It’s really starting to feel like spring here in North Pole, Alaska. Sunrise this morning was at 4:01 am and sunset will be at 11:37 pm this evening for 10 hours 36 minutes of potential sunlight, but civil twilight now lasts all night. Thanks to our screwed-up time zones the sun will set after midnight by the end of the month. Daily gain in day length has slowed down and will continue to slow until the solstice. Not that it makes a lot of difference, since it never gets darker than civil twilight.

Greenup has unquestionably arrived for the native trees.

We could still have frosts or snow, and I’m planting only the really cold-hardy plants like mint. Everything’s out hardening, though, and I’m no longer bringing the hardening plants in at night—at least as long as there is no frost warning in the forecast.

Native plants such as this wild rose have leafed out, though it's still a little early for flower buds.
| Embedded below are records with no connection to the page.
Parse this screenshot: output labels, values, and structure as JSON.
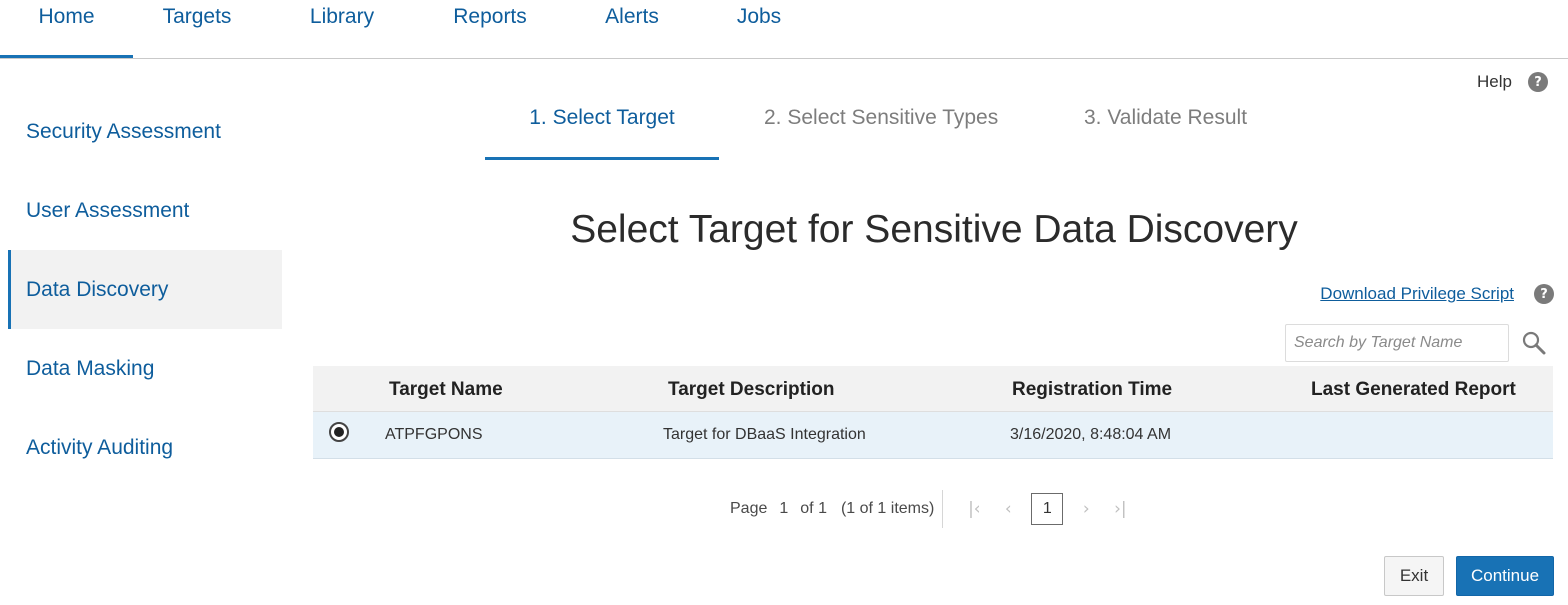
{
  "topnav": {
    "tabs": [
      {
        "label": "Home",
        "active": true
      },
      {
        "label": "Targets"
      },
      {
        "label": "Library"
      },
      {
        "label": "Reports"
      },
      {
        "label": "Alerts"
      },
      {
        "label": "Jobs"
      }
    ]
  },
  "help": {
    "label": "Help",
    "icon": "question-circle-icon"
  },
  "sidebar": {
    "items": [
      {
        "label": "Security Assessment"
      },
      {
        "label": "User Assessment"
      },
      {
        "label": "Data Discovery",
        "active": true
      },
      {
        "label": "Data Masking"
      },
      {
        "label": "Activity Auditing"
      }
    ]
  },
  "wizard": {
    "steps": [
      {
        "label": "1. Select Target",
        "active": true
      },
      {
        "label": "2. Select Sensitive Types"
      },
      {
        "label": "3. Validate Result"
      }
    ]
  },
  "page_title": "Select Target for Sensitive Data Discovery",
  "download": {
    "label": "Download Privilege Script",
    "help_icon": "question-circle-icon"
  },
  "search": {
    "placeholder": "Search by Target Name",
    "value": "",
    "icon": "search-icon"
  },
  "table": {
    "columns": [
      "Target Name",
      "Target Description",
      "Registration Time",
      "Last Generated Report"
    ],
    "rows": [
      {
        "selected": true,
        "name": "ATPFGPONS",
        "description": "Target for DBaaS Integration",
        "registration_time": "3/16/2020, 8:48:04 AM",
        "last_report": ""
      }
    ]
  },
  "pagination": {
    "page_label": "Page",
    "current_page": "1",
    "of_label": "of 1",
    "items_label": "(1 of 1 items)",
    "current_button": "1"
  },
  "actions": {
    "exit_label": "Exit",
    "continue_label": "Continue"
  },
  "colors": {
    "accent": "#1872b5",
    "link": "#0e5d9c",
    "row_selected": "#e8f2f9",
    "header_bg": "#f2f2f2"
  }
}
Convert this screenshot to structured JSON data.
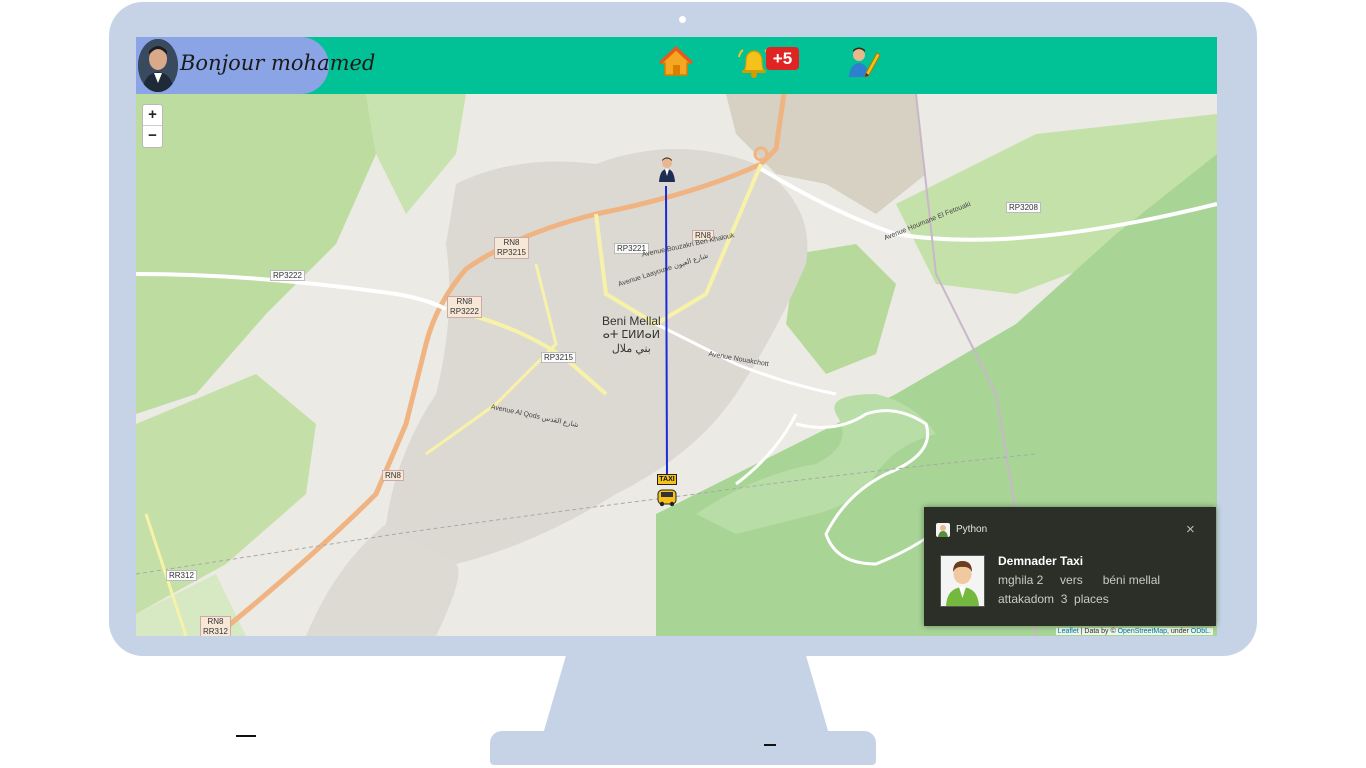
{
  "header": {
    "greeting": "Bonjour mohamed",
    "notification_badge": "+5",
    "icons": [
      "home-icon",
      "bell-icon",
      "edit-profile-icon"
    ],
    "colors": {
      "bar": "#00c296",
      "pill": "#8aa4e6",
      "badge": "#e02424"
    }
  },
  "map": {
    "zoom_in": "+",
    "zoom_out": "−",
    "city_name": "Beni Mellal",
    "city_name_tifinagh": "ⴰⵜ ⵎⵍⵍⴰⵍ",
    "city_name_arabic": "بني ملال",
    "road_labels": {
      "rn8_top": "RN8",
      "rp3221": "RP3221",
      "rp3208": "RP3208",
      "rn8_rp3215_a": "RN8",
      "rn8_rp3215_b": "RP3215",
      "rp3222_west": "RP3222",
      "rn8_rp3222_a": "RN8",
      "rn8_rp3222_b": "RP3222",
      "rp3215": "RP3215",
      "rn8_south": "RN8",
      "rr312": "RR312",
      "rn8_rr312_a": "RN8",
      "rn8_rr312_b": "RR312"
    },
    "street_labels": {
      "bouzakri": "Avenue Bouzakri Ben Khalouk",
      "laayoune": "Avenue Laayoune شارع العيون",
      "nouakchott": "Avenue Nouakchott",
      "al_qods": "Avenue Al Qods شارع القدس",
      "houmane": "Avenue Houmane El Fetouaki"
    },
    "markers": [
      "person-marker",
      "taxi-marker"
    ],
    "taxi_label": "TAXI",
    "attribution": {
      "leaflet": "Leaflet",
      "sep": " | Data by © ",
      "osm": "OpenStreetMap",
      "under": ", under ",
      "odbl": "ODbL."
    }
  },
  "toast": {
    "app_name": "Python",
    "close": "×",
    "title": "Demnader Taxi",
    "line1": "mghila 2     vers      béni mellal",
    "line2": "attakadom  3  places",
    "background": "#2b2f28"
  }
}
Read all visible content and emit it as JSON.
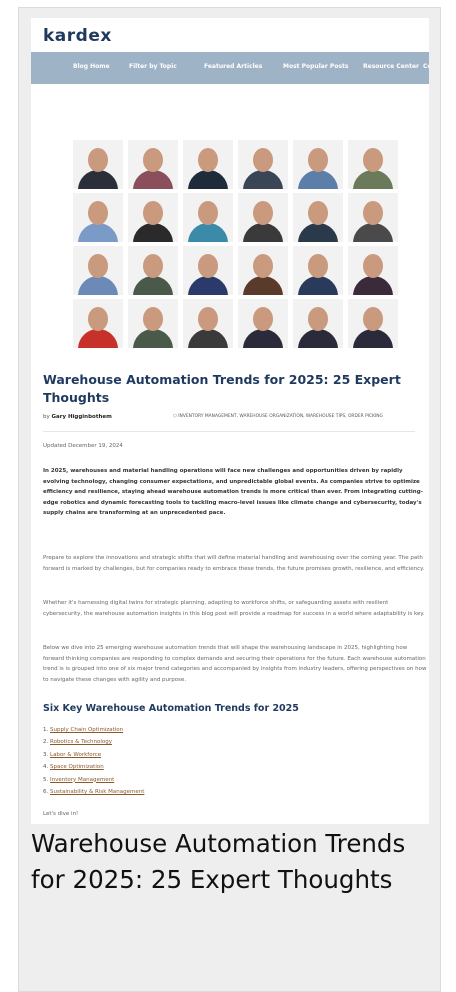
{
  "logo": "kardex",
  "nav": [
    "Blog Home",
    "Filter by Topic",
    "Featured Articles",
    "Most Popular Posts",
    "Resource Center",
    "Co"
  ],
  "photo_colors": [
    "#2a2f3a",
    "#8a4f5a",
    "#1f2a3a",
    "#3a4656",
    "#5b7fa8",
    "#6a7a5a",
    "#7a9ac8",
    "#2a2a2a",
    "#3a8aa8",
    "#3a3a3a",
    "#2a3a4a",
    "#4a4a4a",
    "#6b8ab8",
    "#4a5a4a",
    "#2a3a6a",
    "#5a3a2a",
    "#2a3a5a",
    "#3a2a3a",
    "#c8302a",
    "#4a5a4a",
    "#3a3a3a",
    "#2a2a3a",
    "#2a2a3a",
    "#2a2a3a"
  ],
  "article": {
    "title": "Warehouse Automation Trends for 2025: 25 Expert Thoughts",
    "by": "by",
    "author": "Gary Higginbothem",
    "tags": "INVENTORY MANAGEMENT, WAREHOUSE ORGANIZATION, WAREHOUSE TIPS, ORDER PICKING",
    "updated": "Updated December 19, 2024",
    "intro": "In 2025, warehouses and material handling operations will face new challenges and opportunities driven by rapidly evolving technology, changing consumer expectations, and unpredictable global events. As companies strive to optimize efficiency and resilience, staying ahead warehouse automation trends is more critical than ever. From integrating cutting-edge robotics and dynamic forecasting tools to tackling macro-level issues like climate change and cybersecurity, today's supply chains are transforming at an unprecedented pace.",
    "para1": "Prepare to explore the innovations and strategic shifts that will define material handling and warehousing over the coming year. The path forward is marked by challenges, but for companies ready to embrace these trends, the future promises growth, resilience, and efficiency.",
    "para2": "Whether it's harnessing digital twins for strategic planning, adapting to workforce shifts, or safeguarding assets with resilient cybersecurity, the warehouse automation insights in this blog post will provide a roadmap for success in a world where adaptability is key.",
    "para3": "Below we dive into 25 emerging warehouse automation trends that will shape the warehousing landscape in 2025, highlighting how forward thinking companies are responding to complex demands and securing their operations for the future. Each warehouse automation trend is is grouped into one of six major trend categories and accompanied by insights from industry leaders, offering perspectives on how to navigate these changes with agility and purpose.",
    "subheading": "Six Key Warehouse Automation Trends for 2025",
    "list": [
      {
        "num": "1.",
        "label": "Supply Chain Optimization"
      },
      {
        "num": "2.",
        "label": "Robotics & Technology"
      },
      {
        "num": "3.",
        "label": "Labor & Workforce"
      },
      {
        "num": "4.",
        "label": "Space Optimization"
      },
      {
        "num": "5.",
        "label": "Inventory Management"
      },
      {
        "num": "6.",
        "label": "Sustainability & Risk Management"
      }
    ],
    "dive": "Let's dive in!"
  },
  "caption": "Warehouse Automation Trends for 2025: 25 Expert Thoughts"
}
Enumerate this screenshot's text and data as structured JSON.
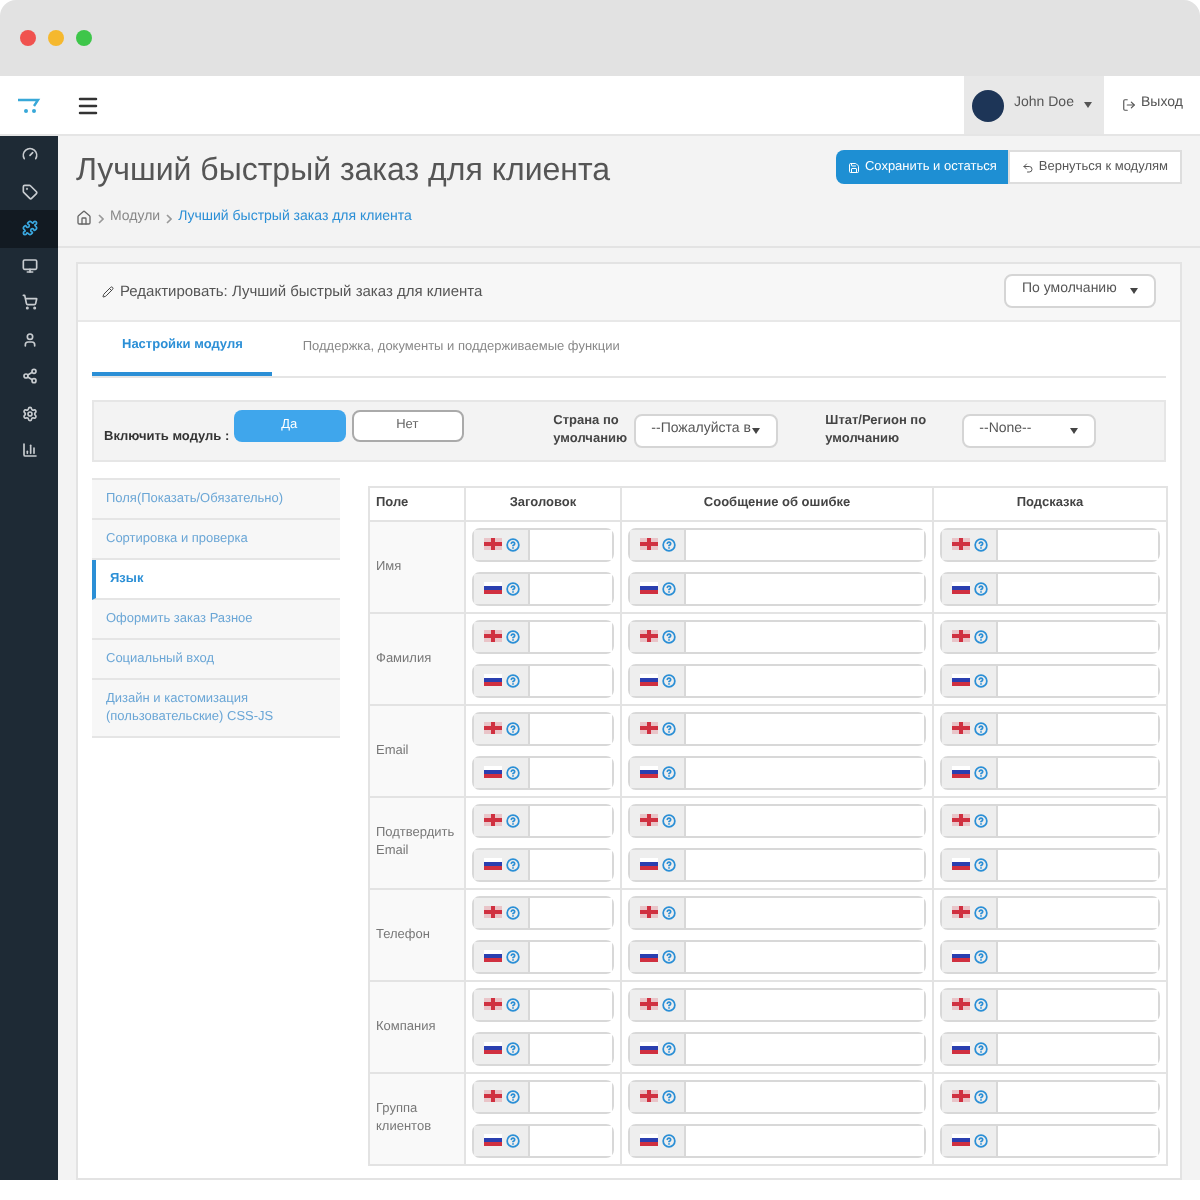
{
  "header": {
    "user": "John Doe",
    "logout": "Выход"
  },
  "sidebar": {
    "items": [
      {
        "selected": false
      },
      {
        "selected": false
      },
      {
        "selected": true
      },
      {
        "selected": false
      },
      {
        "selected": false
      },
      {
        "selected": false
      },
      {
        "selected": false
      },
      {
        "selected": false
      },
      {
        "selected": false
      }
    ]
  },
  "page": {
    "title": "Лучший быстрый заказ для клиента",
    "breadcrumbs": [
      "Модули",
      "Лучший быстрый заказ для клиента"
    ],
    "save_button": "Сохранить и остаться",
    "back_button": "Вернуться к модулям"
  },
  "panel": {
    "heading": "Редактировать: Лучший быстрый заказ для клиента",
    "store_select": "По умолчанию"
  },
  "tabs": [
    {
      "label": "Настройки модуля",
      "selected": true
    },
    {
      "label": "Поддержка, документы и поддерживаемые функции",
      "selected": false
    }
  ],
  "settings": {
    "enable_label": "Включить модуль :",
    "options": [
      {
        "label": "Да",
        "selected": true
      },
      {
        "label": "Нет",
        "selected": false
      }
    ],
    "country_label": "Страна по умолчанию",
    "country_value": "--Пожалуйста в",
    "region_label": "Штат/Регион по умолчанию",
    "region_value": "--None--"
  },
  "sections": [
    {
      "label": "Поля(Показать/Обязательно)",
      "selected": false
    },
    {
      "label": "Сортировка и проверка",
      "selected": false
    },
    {
      "label": "Язык",
      "selected": true
    },
    {
      "label": "Оформить заказ Разное",
      "selected": false
    },
    {
      "label": "Социальный вход",
      "selected": false
    },
    {
      "label": "Дизайн и кастомизация (пользовательские) CSS-JS",
      "selected": false
    }
  ],
  "table": {
    "columns": [
      "Поле",
      "Заголовок",
      "Сообщение об ошибке",
      "Подсказка"
    ],
    "rows": [
      {
        "label": "Имя"
      },
      {
        "label": "Фамилия"
      },
      {
        "label": "Email"
      },
      {
        "label": "Подтвердить Email"
      },
      {
        "label": "Телефон"
      },
      {
        "label": "Компания"
      },
      {
        "label": "Группа клиентов"
      }
    ]
  }
}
The photos were all taken this morning, with the sun going in and out (mostly behind thin broken clouds.) It’s t-shirt and shorts weather. It’s been dry—the first local fire is being mopped up and I hope it’s not a warning of a smoke-filled summer to come. Still, this time of year makes Alaska a great place to live.

Imported plants such as this Amur Maple are much slower, and I still can't tell whether some survived.

Those time zones? Alaska standard time is 135° W, an hour west of California. According to my GPS, I am currently at 147° 27’ W. Add in daylight savings, and local time is almost 2 hours ahead of what it should be by the sun. Hence sunset the following day at the height of summer. (Already, in Nome, which is officially on the same time zone as Fairbanks.)